Justice Barrett was appointed to a lifetime seat on the U.S. Supreme Court after a contentious confirmation process that many Democrats deemed unfair. Some Democrats said that Barrett should not be confirmed until after the November presidential election.

Before the vote was taken, Senate Minority Leader Chuck Schumer said that Americans would "never forget this blatant act of bad faith."

However, Barrett was confirmed by a 52 to 48 margin, with only Maine Republican Senator Susan Collins breaking ranks to vote against Barrett.

Democratic vice presidential nominee Kamala Harris said in a tweet after Barrett's confirmation that the process was "illegitimate." Harris added that Barrett's confirmation was an effort by Republicans to overturn the Affordable Care Act (ACA). Millions of Americans have purchased health insurance through the ACA which the Trump administration has asked the Supreme Court to overturn. Barrett, a Trump appointee, is expected to vote on the ACA.

"We won't forget this," Harris wrote. Newsweek reached out to Democratic presidential nominee Joe Biden's campaign for comment.

After a swearing-in ceremony at the White House, Barrett attempted to calm Democrats by saying she would not allow her personal belief systems to influence her voting record.

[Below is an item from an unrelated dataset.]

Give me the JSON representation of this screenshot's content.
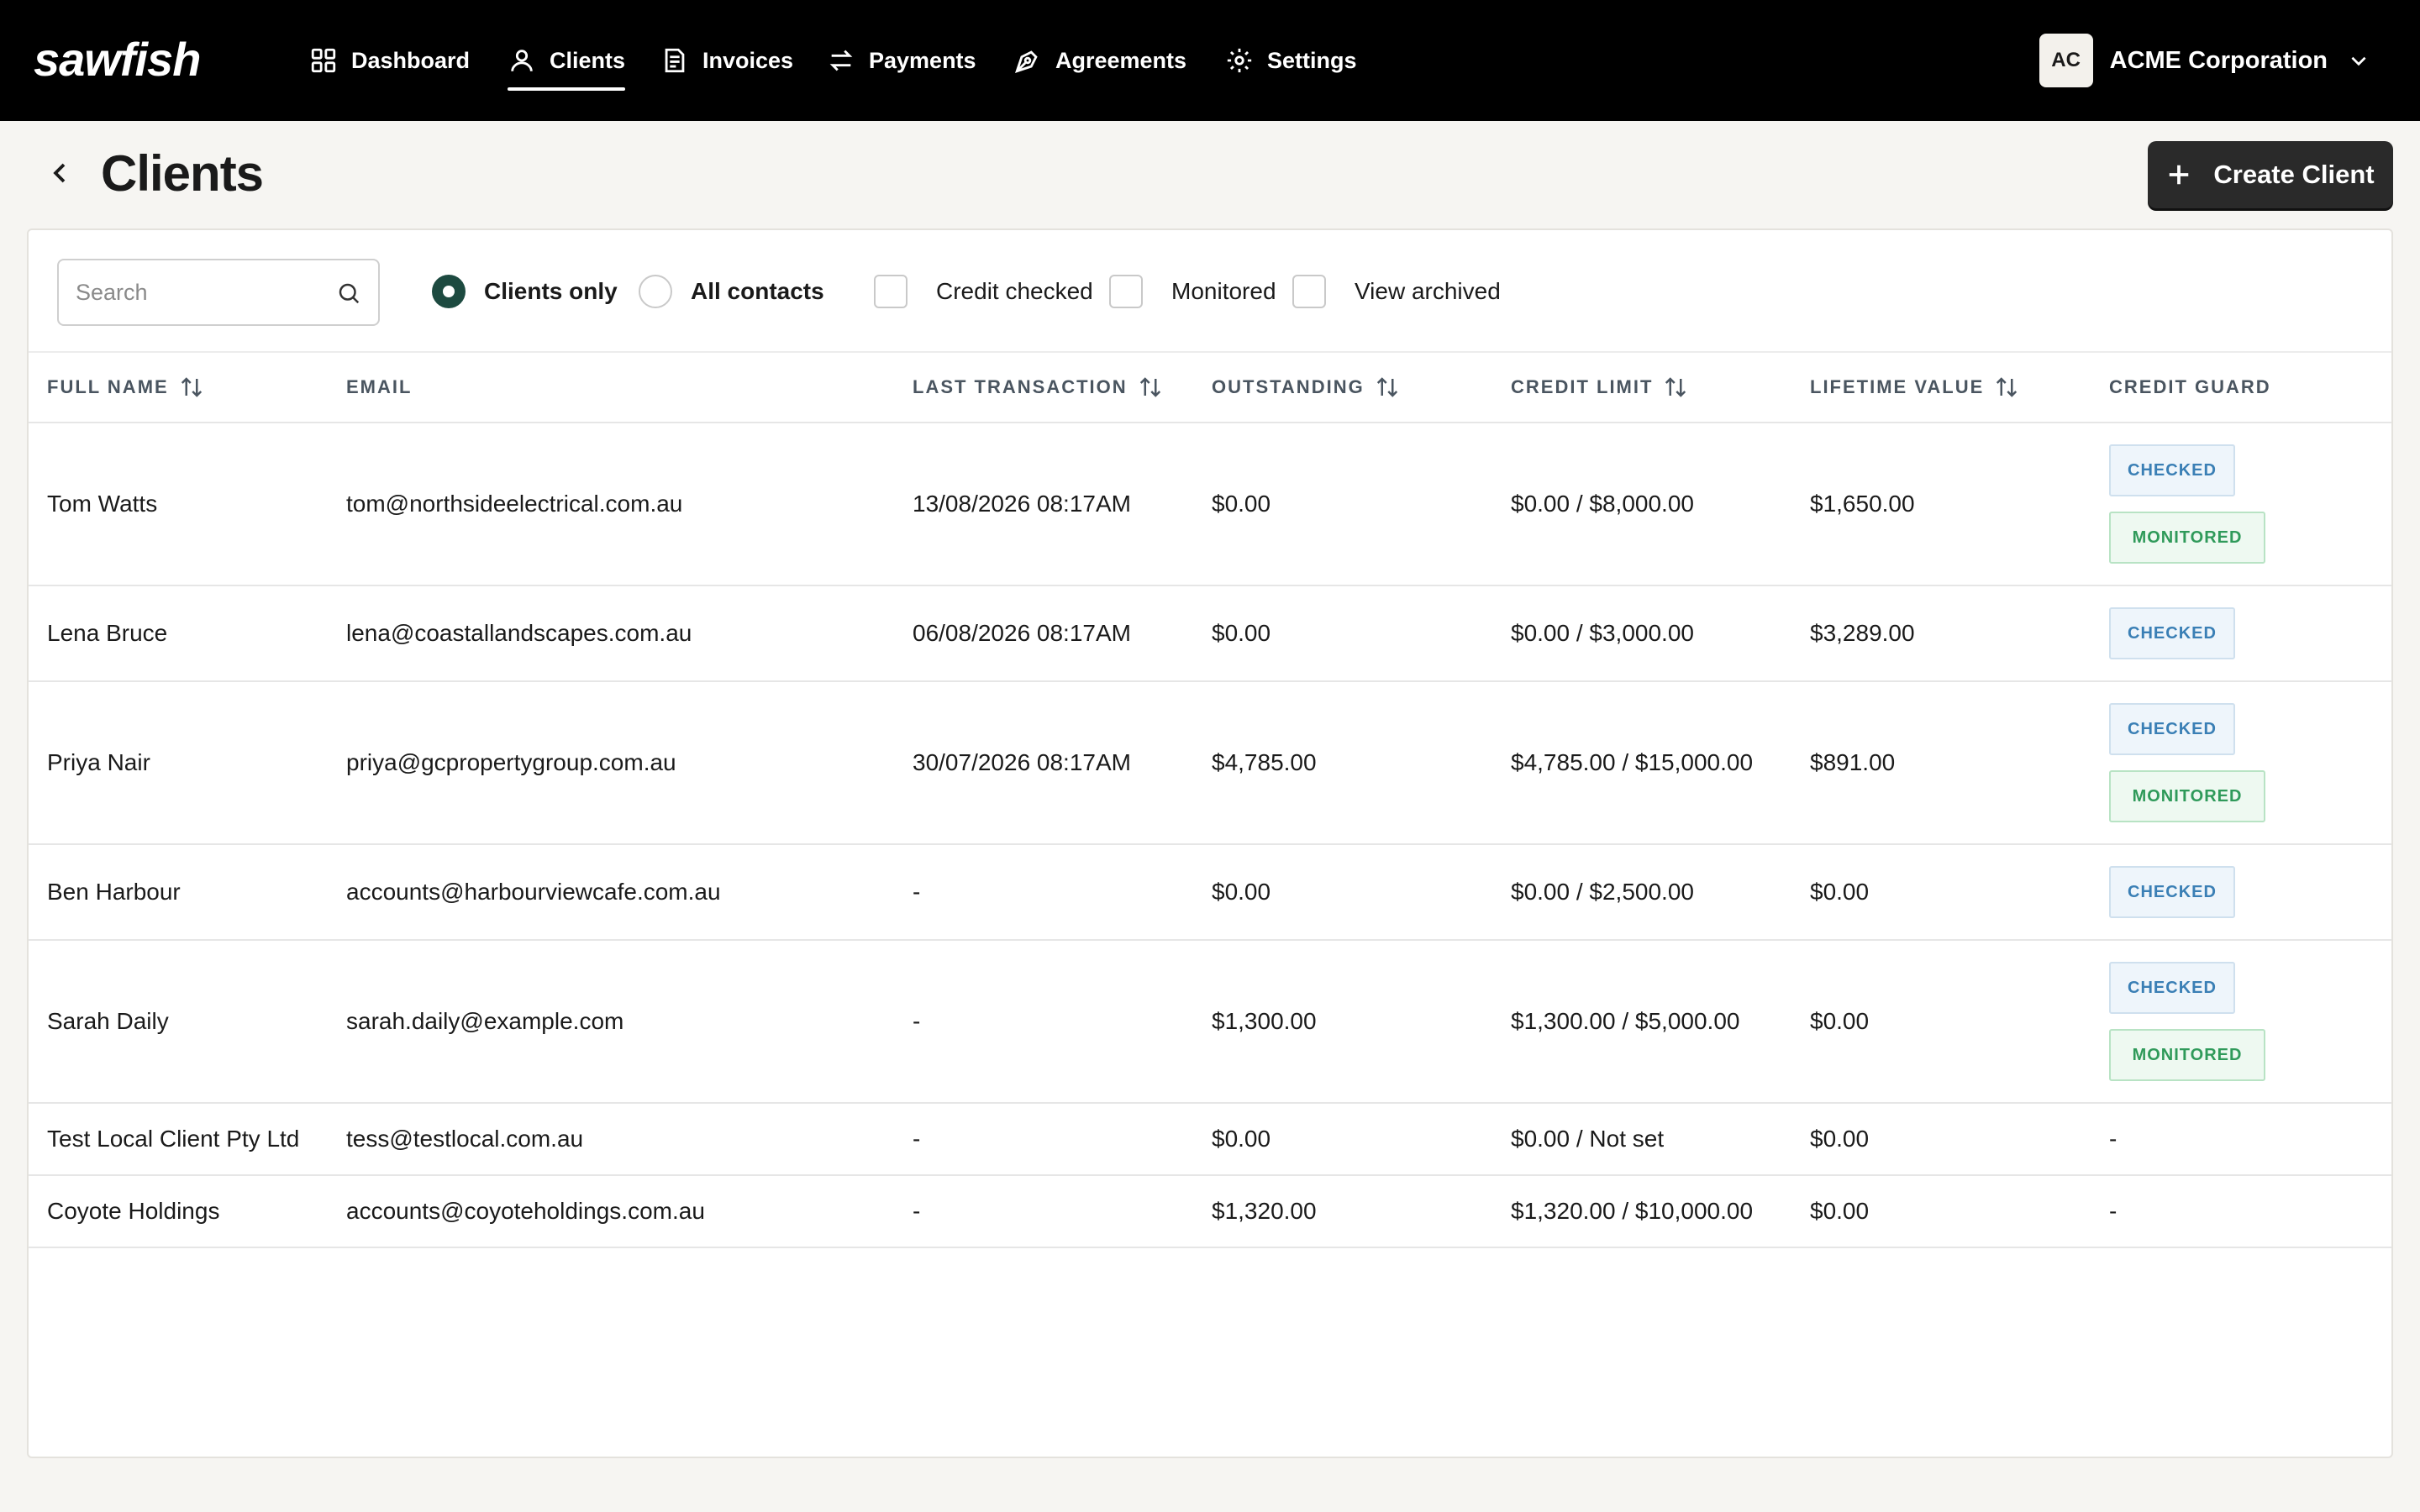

"The oath that I have solemnly taken tonight means, at its core, that I will do my job without any fear or favor, and that I will do so independently of both the political branches and of my own preferences," Barrett said.